Jet Lag: a Common Sleep Disorder
Jet lag is a sleep disorder that affects thousands of residents in Hawaii. When we sleep at night, an internal body clock automatically tells us when to go to sleep. This is why we become sleepy at night and at 1:00 or 2:00 in the afternoon. This body clock continues to cycle 24-hours per day.
Our body clock, however, is sluggish. When we change to a new time zone, our body clock does not immediately change. Our body still feels sleepy and tired which corresponds to the time zone we just came from.
About 75 percent of all people who cross through more than one time zone within 24 hours suffer jet lag symptoms which include drowsiness, exhaustion, loss of concentration and irritability. Although there is no cure for jet lag, you can lessen its effects:
Get plenty of sleep prior to your trip. If possible, try to adjust your regular activities so you do them at the times you will be doing them in the new time zone.
Eat very little, drink only water and avoid alcohol and caffeine in flight. Set your watch to the time zone you will be adjusting to and start eating and sleeping in that time frame.
When you get to your destination, do not nap. Walk around, talk to people and try to get used to the environment.

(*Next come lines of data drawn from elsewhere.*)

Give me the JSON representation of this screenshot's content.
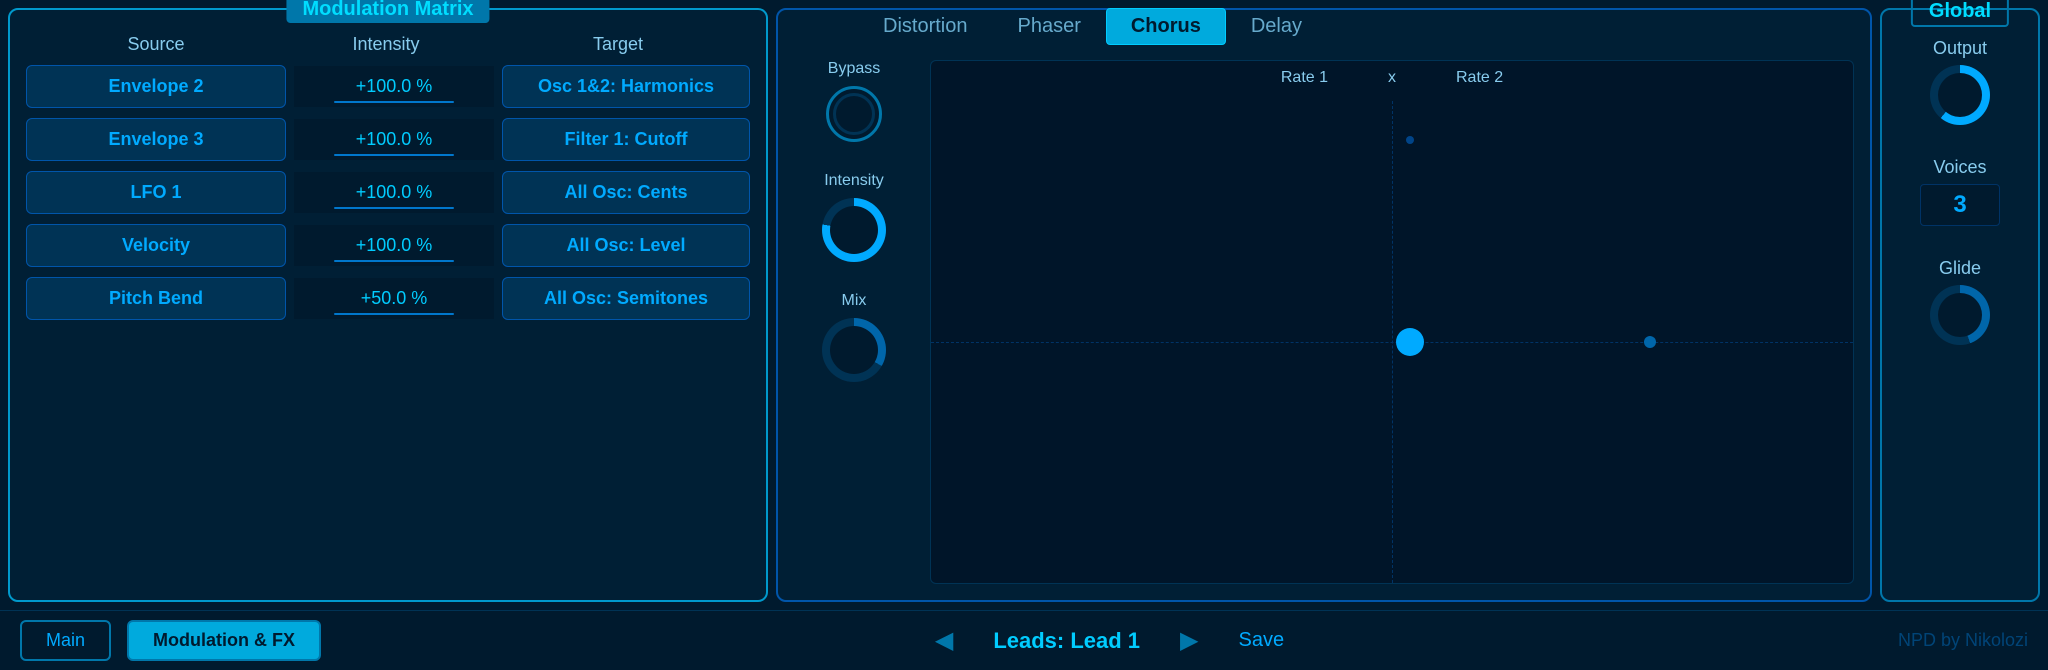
{
  "modulation_matrix": {
    "title": "Modulation Matrix",
    "headers": {
      "source": "Source",
      "intensity": "Intensity",
      "target": "Target"
    },
    "rows": [
      {
        "source": "Envelope 2",
        "intensity": "+100.0 %",
        "target": "Osc 1&2: Harmonics"
      },
      {
        "source": "Envelope 3",
        "intensity": "+100.0 %",
        "target": "Filter 1: Cutoff"
      },
      {
        "source": "LFO 1",
        "intensity": "+100.0 %",
        "target": "All Osc: Cents"
      },
      {
        "source": "Velocity",
        "intensity": "+100.0 %",
        "target": "All Osc: Level"
      },
      {
        "source": "Pitch Bend",
        "intensity": "+50.0 %",
        "target": "All Osc: Semitones"
      }
    ]
  },
  "effects": {
    "tabs": [
      {
        "id": "distortion",
        "label": "Distortion",
        "active": false
      },
      {
        "id": "phaser",
        "label": "Phaser",
        "active": false
      },
      {
        "id": "chorus",
        "label": "Chorus",
        "active": true
      },
      {
        "id": "delay",
        "label": "Delay",
        "active": false
      }
    ],
    "chorus": {
      "bypass_label": "Bypass",
      "intensity_label": "Intensity",
      "mix_label": "Mix",
      "rate1_label": "Rate 1",
      "x_label": "x",
      "rate2_label": "Rate 2"
    }
  },
  "global": {
    "title": "Global",
    "output_label": "Output",
    "voices_label": "Voices",
    "voices_value": "3",
    "glide_label": "Glide"
  },
  "bottom_bar": {
    "main_tab": "Main",
    "mod_fx_tab": "Modulation & FX",
    "preset_name": "Leads: Lead 1",
    "save_label": "Save",
    "brand": "NPD by Nikolozi"
  }
}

Light is the most important factor in helping your body to rapidly adjust to a new time zone. When you travel to a new time zone, a brisk walk in the early morning exposes you to bright light (don't wear sunglasses) and is the best way of prompting the internal body clock to readjust.
In general, it takes one day for the internal body clock to adjust for each hour of time zone change. This means it will take you about two days to adjust for a trip to the West Coast and five days to adjust when traveling to the East Coast. Traveling to Bangkok will take you a full seven days to adjust to the new time zone.
Medical science has been actively pursuing ways of speeding up the internal body clock's ability to adapt to time changes. Besides light, "chronotherapy" is the second most effective way of helping your body clock readjust.
This means adjusting to your time zone before you leave to that of your target destination. In other words, if you travel to the West Coast, get up two hours earlier each morning for about two to three days before you leave on your trip. If you fly to Tokyo, get up about five hours later each morning for about five days before you go on your trip. Obviously, however, not everyone can do this.
Melatonin has also been reported as being effective in speeding up the internal body clock. Melatonin is a hormone given off by the brain during darkness. It fools the internal body clock into adjusting to a new time zone more rapidly. Take Melatonin only under the direction of your own family physician.
Getting ample rest is an important part of staying healthy. Occasional problems with falling asleep and periodic arousals are nothing to worry about. Consult your physician if you have problems getting enough sleep.